■ **Work to complete**: The data are to be restated in full, exactly as presented.

== Segment start ==

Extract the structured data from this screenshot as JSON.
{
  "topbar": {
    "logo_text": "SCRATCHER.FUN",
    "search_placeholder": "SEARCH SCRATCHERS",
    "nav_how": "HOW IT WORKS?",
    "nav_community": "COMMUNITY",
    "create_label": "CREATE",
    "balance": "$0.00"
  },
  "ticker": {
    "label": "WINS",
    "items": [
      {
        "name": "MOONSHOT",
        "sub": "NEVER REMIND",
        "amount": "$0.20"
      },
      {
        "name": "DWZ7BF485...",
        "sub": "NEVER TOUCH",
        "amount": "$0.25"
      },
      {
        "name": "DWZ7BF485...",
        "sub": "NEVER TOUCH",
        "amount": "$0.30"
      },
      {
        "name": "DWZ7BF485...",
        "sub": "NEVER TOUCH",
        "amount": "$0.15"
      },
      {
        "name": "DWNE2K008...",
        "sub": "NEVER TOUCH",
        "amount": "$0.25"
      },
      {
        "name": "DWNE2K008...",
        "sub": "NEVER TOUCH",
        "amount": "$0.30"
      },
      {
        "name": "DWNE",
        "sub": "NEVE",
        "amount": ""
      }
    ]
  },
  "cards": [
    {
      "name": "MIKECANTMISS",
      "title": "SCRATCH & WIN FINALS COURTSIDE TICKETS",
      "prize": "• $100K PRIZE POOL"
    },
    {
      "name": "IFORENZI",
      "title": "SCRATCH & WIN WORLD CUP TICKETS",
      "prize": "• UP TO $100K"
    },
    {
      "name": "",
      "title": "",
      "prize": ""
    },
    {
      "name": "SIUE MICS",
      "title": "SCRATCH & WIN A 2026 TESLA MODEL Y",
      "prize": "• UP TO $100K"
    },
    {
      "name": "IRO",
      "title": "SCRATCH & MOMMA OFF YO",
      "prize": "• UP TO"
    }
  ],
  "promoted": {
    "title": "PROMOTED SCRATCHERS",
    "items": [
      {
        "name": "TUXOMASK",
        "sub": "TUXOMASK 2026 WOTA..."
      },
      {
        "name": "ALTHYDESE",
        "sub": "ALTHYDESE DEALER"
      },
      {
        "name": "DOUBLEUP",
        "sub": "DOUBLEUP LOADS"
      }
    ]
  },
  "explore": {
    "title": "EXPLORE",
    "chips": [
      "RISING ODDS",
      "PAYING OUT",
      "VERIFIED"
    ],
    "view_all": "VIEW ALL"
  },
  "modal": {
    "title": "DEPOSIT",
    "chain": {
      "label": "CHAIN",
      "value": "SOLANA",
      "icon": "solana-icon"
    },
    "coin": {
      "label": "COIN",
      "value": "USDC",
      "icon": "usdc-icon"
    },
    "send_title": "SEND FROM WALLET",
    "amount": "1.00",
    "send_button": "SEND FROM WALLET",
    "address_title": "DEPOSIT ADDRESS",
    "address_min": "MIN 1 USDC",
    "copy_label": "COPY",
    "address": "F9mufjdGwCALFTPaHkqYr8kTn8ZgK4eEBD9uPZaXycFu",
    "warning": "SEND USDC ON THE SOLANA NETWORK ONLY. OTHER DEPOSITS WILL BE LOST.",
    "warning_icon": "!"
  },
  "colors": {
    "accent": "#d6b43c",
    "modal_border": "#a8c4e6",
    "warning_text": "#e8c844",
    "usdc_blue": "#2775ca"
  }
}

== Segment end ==

■ **Exercise result**:
Extract the structured data from this screenshot as JSON.
{
  "topbar": {
    "logo_text": "SCRATCHER.FUN",
    "search_placeholder": "SEARCH SCRATCHERS",
    "nav_how": "HOW IT WORKS?",
    "nav_community": "COMMUNITY",
    "create_label": "CREATE",
    "balance": "$0.00"
  },
  "ticker": {
    "label": "WINS",
    "items": [
      {
        "name": "MOONSHOT",
        "sub": "NEVER REMIND",
        "amount": "$0.20"
      },
      {
        "name": "DWZ7BF485...",
        "sub": "NEVER TOUCH",
        "amount": "$0.25"
      },
      {
        "name": "DWZ7BF485...",
        "sub": "NEVER TOUCH",
        "amount": "$0.30"
      },
      {
        "name": "DWZ7BF485...",
        "sub": "NEVER TOUCH",
        "amount": "$0.15"
      },
      {
        "name": "DWNE2K008...",
        "sub": "NEVER TOUCH",
        "amount": "$0.25"
      },
      {
        "name": "DWNE2K008...",
        "sub": "NEVER TOUCH",
        "amount": "$0.30"
      },
      {
        "name": "DWNE",
        "sub": "NEVE",
        "amount": ""
      }
    ]
  },
  "cards": [
    {
      "name": "MIKECANTMISS",
      "title": "SCRATCH & WIN FINALS COURTSIDE TICKETS",
      "prize": "• $100K PRIZE POOL"
    },
    {
      "name": "IFORENZI",
      "title": "SCRATCH & WIN WORLD CUP TICKETS",
      "prize": "• UP TO $100K"
    },
    {
      "name": "",
      "title": "",
      "prize": ""
    },
    {
      "name": "SIUE MICS",
      "title": "SCRATCH & WIN A 2026 TESLA MODEL Y",
      "prize": "• UP TO $100K"
    },
    {
      "name": "IRO",
      "title": "SCRATCH & MOMMA OFF YO",
      "prize": "• UP TO"
    }
  ],
  "promoted": {
    "title": "PROMOTED SCRATCHERS",
    "items": [
      {
        "name": "TUXOMASK",
        "sub": "TUXOMASK 2026 WOTA..."
      },
      {
        "name": "ALTHYDESE",
        "sub": "ALTHYDESE DEALER"
      },
      {
        "name": "DOUBLEUP",
        "sub": "DOUBLEUP LOADS"
      }
    ]
  },
  "explore": {
    "title": "EXPLORE",
    "chips": [
      "RISING ODDS",
      "PAYING OUT",
      "VERIFIED"
    ],
    "view_all": "VIEW ALL"
  },
  "modal": {
    "title": "DEPOSIT",
    "chain": {
      "label": "CHAIN",
      "value": "SOLANA",
      "icon": "solana-icon"
    },
    "coin": {
      "label": "COIN",
      "value": "USDC",
      "icon": "usdc-icon"
    },
    "send_title": "SEND FROM WALLET",
    "amount": "1.00",
    "send_button": "SEND FROM WALLET",
    "address_title": "DEPOSIT ADDRESS",
    "address_min": "MIN 1 USDC",
    "copy_label": "COPY",
    "address": "F9mufjdGwCALFTPaHkqYr8kTn8ZgK4eEBD9uPZaXycFu",
    "warning": "SEND USDC ON THE SOLANA NETWORK ONLY. OTHER DEPOSITS WILL BE LOST.",
    "warning_icon": "!"
  },
  "colors": {
    "accent": "#d6b43c",
    "modal_border": "#a8c4e6",
    "warning_text": "#e8c844",
    "usdc_blue": "#2775ca"
  }
}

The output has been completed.